I think this was one of the first stories that Grandison related to me– may he rest in peace now– because he wanted to shock me a little and see how I reacted to him, to see if he would still be welcome in the church even with all of his questions.
But if you had the privilege of knowing Grandison, you know that a man who was here with a smile on his face, beating even Ernie and Dave to church on many Sundays (which is hard to do, you know), was a person who wasn’t far from faith. He built by hand the pulpit on which I preach
from this morning and lived out many acts of service that were rarely seen and not done for the purpose of showing off or somehow getting ahead in any way among the ranks of church leadership. But yet even up until the days of his death, it was hard for him to say with his words, “I believe in Jesus.” In fact, I don’t ever remembering hearing him saying this at all.
Yet, in this struggle to understand what it means to stake a claim of belief on Jesus– asking ourselves do we have to make faith statements or do we have to show faith in our actions– Jesus informs our thinking here with a parable.
“A man had two sons. He went to the first and said, ‘Son go and work in the
vineyard today.’ He answered, ‘I will not’; but later he changed his mind and
went. The father went to the second [son] and the said the same; and he
answered, ‘I go, sir.’; but he did not go. Which of the two did the will of his
father? They said, ‘the first.”
In this story, we find an appreciation by Jesus of the struggle of belief– while the first son says in the beginning, “No I won’t go” in the end this
is the son who changes his mind and does as his father asks while the second son speaks loudly at first– sure I’ll go but whose actions don’t follow
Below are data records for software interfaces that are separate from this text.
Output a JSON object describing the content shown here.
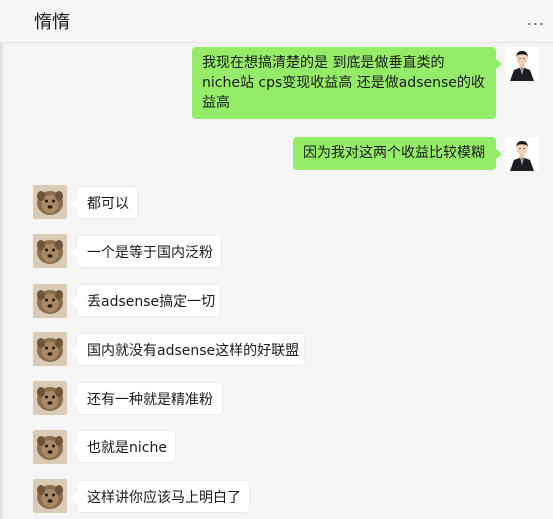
{
  "header": {
    "title": "惰惰",
    "more": "..."
  },
  "messages": [
    {
      "side": "me",
      "lines": [
        "我现在想搞清楚的是  到底是做垂直类的",
        "niche站  cps变现收益高  还是做adsense的收",
        "益高"
      ]
    },
    {
      "side": "me",
      "text": "因为我对这两个收益比较模糊"
    },
    {
      "side": "other",
      "text": "都可以"
    },
    {
      "side": "other",
      "text": "一个是等于国内泛粉"
    },
    {
      "side": "other",
      "text": "丢adsense搞定一切"
    },
    {
      "side": "other",
      "text": "国内就没有adsense这样的好联盟"
    },
    {
      "side": "other",
      "text": "还有一种就是精准粉"
    },
    {
      "side": "other",
      "text": "也就是niche"
    },
    {
      "side": "other",
      "text": "这样讲你应该马上明白了"
    }
  ],
  "icons": {
    "me_avatar": "man-in-suit-avatar",
    "other_avatar": "dog-avatar",
    "more": "more-dots-icon"
  }
}
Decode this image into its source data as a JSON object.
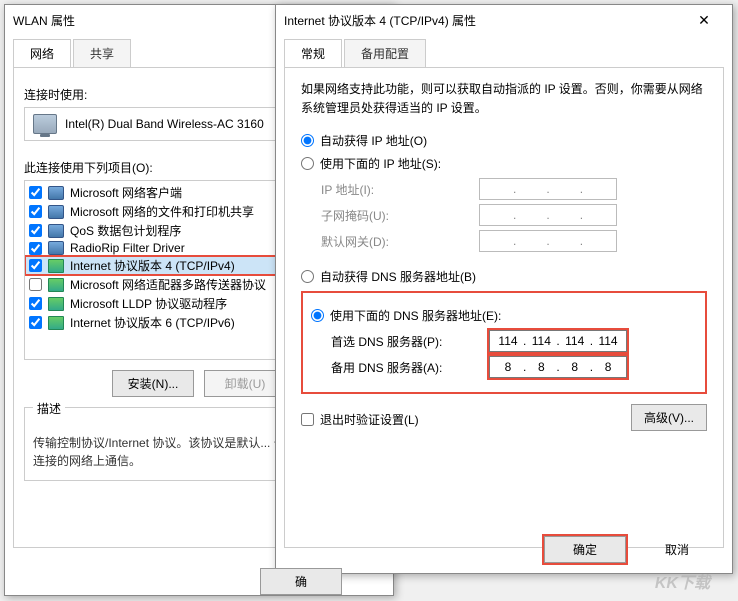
{
  "left": {
    "title": "WLAN 属性",
    "tabs": {
      "network": "网络",
      "share": "共享"
    },
    "connect_using": "连接时使用:",
    "adapter": "Intel(R) Dual Band Wireless-AC 3160",
    "items_label": "此连接使用下列项目(O):",
    "items": [
      {
        "label": "Microsoft 网络客户端",
        "checked": true,
        "icon": "net"
      },
      {
        "label": "Microsoft 网络的文件和打印机共享",
        "checked": true,
        "icon": "net"
      },
      {
        "label": "QoS 数据包计划程序",
        "checked": true,
        "icon": "net"
      },
      {
        "label": "RadioRip Filter Driver",
        "checked": true,
        "icon": "net"
      },
      {
        "label": "Internet 协议版本 4 (TCP/IPv4)",
        "checked": true,
        "icon": "green",
        "selected": true
      },
      {
        "label": "Microsoft 网络适配器多路传送器协议",
        "checked": false,
        "icon": "green"
      },
      {
        "label": "Microsoft LLDP 协议驱动程序",
        "checked": true,
        "icon": "green"
      },
      {
        "label": "Internet 协议版本 6 (TCP/IPv6)",
        "checked": true,
        "icon": "green"
      }
    ],
    "install_btn": "安装(N)...",
    "uninstall_btn": "卸载(U)",
    "desc_title": "描述",
    "desc_text": "传输控制协议/Internet 协议。该协议是默认... 于在不同的相互连接的网络上通信。",
    "bottom_ok": "确"
  },
  "right": {
    "title": "Internet 协议版本 4 (TCP/IPv4) 属性",
    "tabs": {
      "general": "常规",
      "alt": "备用配置"
    },
    "intro": "如果网络支持此功能，则可以获取自动指派的 IP 设置。否则，你需要从网络系统管理员处获得适当的 IP 设置。",
    "auto_ip": "自动获得 IP 地址(O)",
    "manual_ip": "使用下面的 IP 地址(S):",
    "ip_addr": "IP 地址(I):",
    "subnet": "子网掩码(U):",
    "gateway": "默认网关(D):",
    "auto_dns": "自动获得 DNS 服务器地址(B)",
    "manual_dns": "使用下面的 DNS 服务器地址(E):",
    "pref_dns": "首选 DNS 服务器(P):",
    "alt_dns": "备用 DNS 服务器(A):",
    "pref_dns_val": [
      "114",
      "114",
      "114",
      "114"
    ],
    "alt_dns_val": [
      "8",
      "8",
      "8",
      "8"
    ],
    "validate": "退出时验证设置(L)",
    "advanced": "高级(V)...",
    "ok": "确定",
    "cancel": "取消"
  },
  "watermark": "KK下载"
}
From this parable I gather that authority, according to Jesus rests in actions. Why did he want people to follow him? And for his future disciples, how would he want them to make known his authority?
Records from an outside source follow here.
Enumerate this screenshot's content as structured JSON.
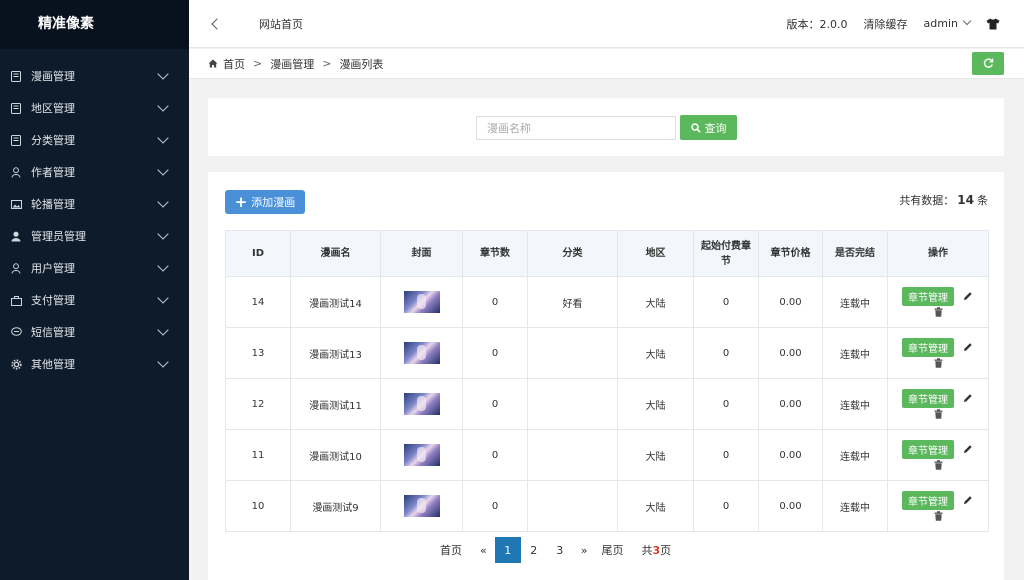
{
  "sidebar": {
    "logo": "精准像素",
    "items": [
      {
        "label": "漫画管理",
        "icon": "book-icon"
      },
      {
        "label": "地区管理",
        "icon": "book-icon"
      },
      {
        "label": "分类管理",
        "icon": "book-icon"
      },
      {
        "label": "作者管理",
        "icon": "user-outline-icon"
      },
      {
        "label": "轮播管理",
        "icon": "image-icon"
      },
      {
        "label": "管理员管理",
        "icon": "user-icon"
      },
      {
        "label": "用户管理",
        "icon": "user-outline-icon"
      },
      {
        "label": "支付管理",
        "icon": "bag-icon"
      },
      {
        "label": "短信管理",
        "icon": "chat-icon"
      },
      {
        "label": "其他管理",
        "icon": "gear-icon"
      }
    ]
  },
  "topbar": {
    "site_home": "网站首页",
    "version": "版本：2.0.0",
    "clear_cache": "清除缓存",
    "user": "admin"
  },
  "breadcrumb": {
    "home": "首页",
    "sep": ">",
    "level1": "漫画管理",
    "level2": "漫画列表"
  },
  "search": {
    "placeholder": "漫画名称",
    "value": "",
    "button": "查询"
  },
  "toolbar": {
    "add_label": "添加漫画",
    "total_prefix": "共有数据：",
    "total_count": "14",
    "total_suffix": "条"
  },
  "table": {
    "headers": [
      "ID",
      "漫画名",
      "封面",
      "章节数",
      "分类",
      "地区",
      "起始付费章节",
      "章节价格",
      "是否完结",
      "操作"
    ],
    "rows": [
      {
        "id": "14",
        "name": "漫画测试14",
        "chapters": "0",
        "category": "好看",
        "region": "大陆",
        "paid_start": "0",
        "price": "0.00",
        "status": "连载中"
      },
      {
        "id": "13",
        "name": "漫画测试13",
        "chapters": "0",
        "category": "",
        "region": "大陆",
        "paid_start": "0",
        "price": "0.00",
        "status": "连载中"
      },
      {
        "id": "12",
        "name": "漫画测试11",
        "chapters": "0",
        "category": "",
        "region": "大陆",
        "paid_start": "0",
        "price": "0.00",
        "status": "连载中"
      },
      {
        "id": "11",
        "name": "漫画测试10",
        "chapters": "0",
        "category": "",
        "region": "大陆",
        "paid_start": "0",
        "price": "0.00",
        "status": "连载中"
      },
      {
        "id": "10",
        "name": "漫画测试9",
        "chapters": "0",
        "category": "",
        "region": "大陆",
        "paid_start": "0",
        "price": "0.00",
        "status": "连载中"
      }
    ],
    "chapter_btn": "章节管理"
  },
  "pagination": {
    "first": "首页",
    "prev": "«",
    "pages": [
      "1",
      "2",
      "3"
    ],
    "next": "»",
    "last": "尾页",
    "total_prefix": "共",
    "total_pages": "3",
    "total_suffix": "页"
  }
}
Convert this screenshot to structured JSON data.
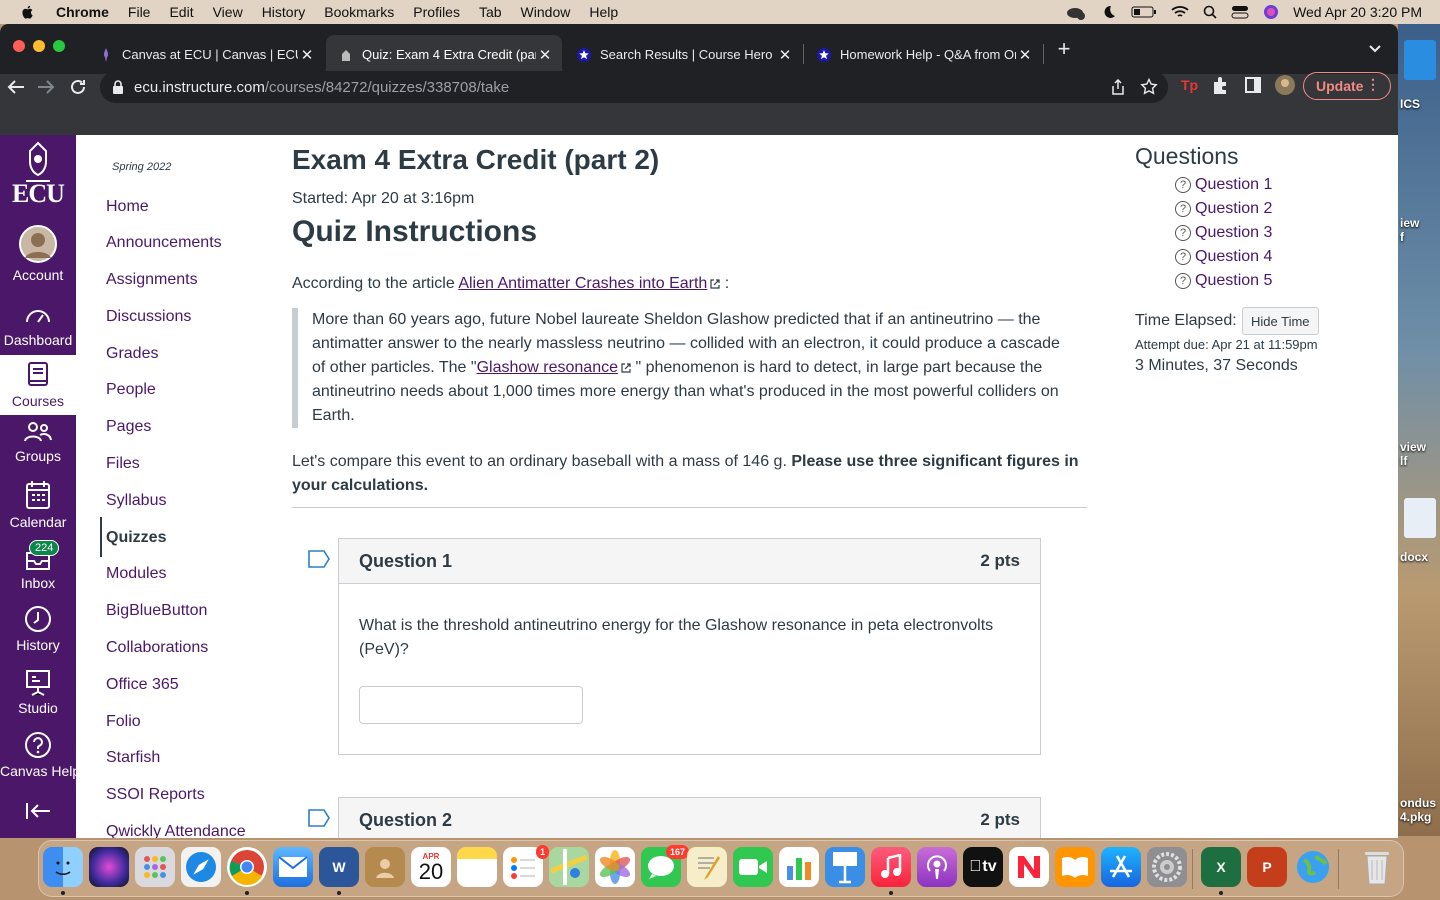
{
  "menubar": {
    "app": "Chrome",
    "items": [
      "File",
      "Edit",
      "View",
      "History",
      "Bookmarks",
      "Profiles",
      "Tab",
      "Window",
      "Help"
    ],
    "datetime": "Wed Apr 20  3:20 PM"
  },
  "desktop": {
    "labels": [
      "ICS",
      "iew\nf",
      "view\nlf",
      "docx",
      "ondus\n4.pkg"
    ]
  },
  "tabs": [
    {
      "title": "Canvas at ECU | Canvas | ECU",
      "active": false
    },
    {
      "title": "Quiz: Exam 4 Extra Credit (part",
      "active": true
    },
    {
      "title": "Search Results | Course Hero",
      "active": false
    },
    {
      "title": "Homework Help - Q&A from Or",
      "active": false
    }
  ],
  "omnibox": {
    "host": "ecu.instructure.com",
    "path": "/courses/84272/quizzes/338708/take"
  },
  "update_label": "Update",
  "global_nav": {
    "logo_text": "ECU",
    "items": [
      {
        "label": "Account"
      },
      {
        "label": "Dashboard"
      },
      {
        "label": "Courses"
      },
      {
        "label": "Groups"
      },
      {
        "label": "Calendar"
      },
      {
        "label": "Inbox"
      },
      {
        "label": "History"
      },
      {
        "label": "Studio"
      },
      {
        "label": "Canvas Help"
      }
    ],
    "inbox_badge": "224"
  },
  "course_nav": {
    "term": "Spring 2022",
    "items": [
      "Home",
      "Announcements",
      "Assignments",
      "Discussions",
      "Grades",
      "People",
      "Pages",
      "Files",
      "Syllabus",
      "Quizzes",
      "Modules",
      "BigBlueButton",
      "Collaborations",
      "Office 365",
      "Folio",
      "Starfish",
      "SSOI Reports",
      "Qwickly Attendance"
    ],
    "active": "Quizzes"
  },
  "quiz": {
    "title": "Exam 4 Extra Credit (part 2)",
    "started": "Started: Apr 20 at 3:16pm",
    "instructions_title": "Quiz Instructions",
    "according_prefix": "According to the article ",
    "article_link": "Alien Antimatter Crashes into Earth",
    "according_suffix": " :",
    "quote_part1": "More than 60 years ago, future Nobel laureate Sheldon Glashow predicted that if an antineutrino — the antimatter answer to the nearly massless neutrino — collided with an electron, it could produce a cascade of other particles. The \"",
    "quote_link": "Glashow resonance",
    "quote_part2": " \" phenomenon is hard to detect, in large part because the antineutrino needs about 1,000 times more energy than what's produced in the most powerful colliders on Earth.",
    "compare_plain": "Let's compare this event to an ordinary baseball with a mass of 146 g. ",
    "compare_bold": "Please use three significant figures in your calculations.",
    "questions": [
      {
        "title": "Question 1",
        "points": "2 pts",
        "text": "What is the threshold antineutrino energy for the Glashow resonance in peta electronvolts (PeV)?"
      },
      {
        "title": "Question 2",
        "points": "2 pts"
      }
    ]
  },
  "sidebar": {
    "heading": "Questions",
    "links": [
      "Question 1",
      "Question 2",
      "Question 3",
      "Question 4",
      "Question 5"
    ],
    "time_elapsed_label": "Time Elapsed:",
    "hide_time_label": "Hide Time",
    "attempt_due": "Attempt due: Apr 21 at 11:59pm",
    "elapsed": "3 Minutes, 37 Seconds"
  },
  "dock": {
    "calendar_month": "APR",
    "calendar_day": "20",
    "reminders_badge": "1",
    "messages_badge": "167",
    "tv_label": "tv"
  },
  "colors": {
    "canvas_purple": "#4b1869",
    "text": "#2d3b45",
    "chrome_dark": "#202124",
    "update_red": "#f28b82"
  }
}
This is not to say that Jesus didn’t care about words and the confessions they can make, but words, he knew would never be the whole story. For Jesus, his a mission that was never about proving himself through particular words or wielding political power or even being able to pass a test which said he had the proper knowledge of the Torah. It was always about simply being who he was, for the authority on which his life’s
work rested would simply speak for itself.
So, today, I ask you not what do you believe, but who are you? Whose are you? On what authority are you resting your life? What do our actions show about the fruits of the spirit– love, joy, peace, patience, kindness, goodness and so on appearing the world ? What do our actions show about what we really believe in our hearts, even if can’t yet say the words aloud? Didn’t St. Francis of Assisi once say, “Preach the gospel at all times and if necessary use words?”
I am not saying that words of faith aren’t important. I’m not saying that professing “Jesus as Lord” is not something that we should learn to
say together. I’m not saying that we should throw out altogether the historic words of the Creeds (as we said together earlier in the service), that our forefathers and mothers in the faith have shared together.
But, what I am saying today is let us shy away from Jesus because we can’t say yet what we think are all the “right words.” Let us affirm together the journey that each of us are now. Let us commit together anew to allow the life and work of Jesus to soak into your daily life with no checklist of what this journey looks through the ups and down and twists and turns. Knowing that as we stay on the journey, it becomes just a little easier
every step, every day, every week, every year to follow Jesus both in actions and words.
So, let us join our voices and sing, I have decided to follow Jesus– such is something I could imagine that Grandison, even Grandison would cheer us on in singing this day– as he’s conversing with Jesus as we speak, asking him now all his questions.
Let us keep following this day.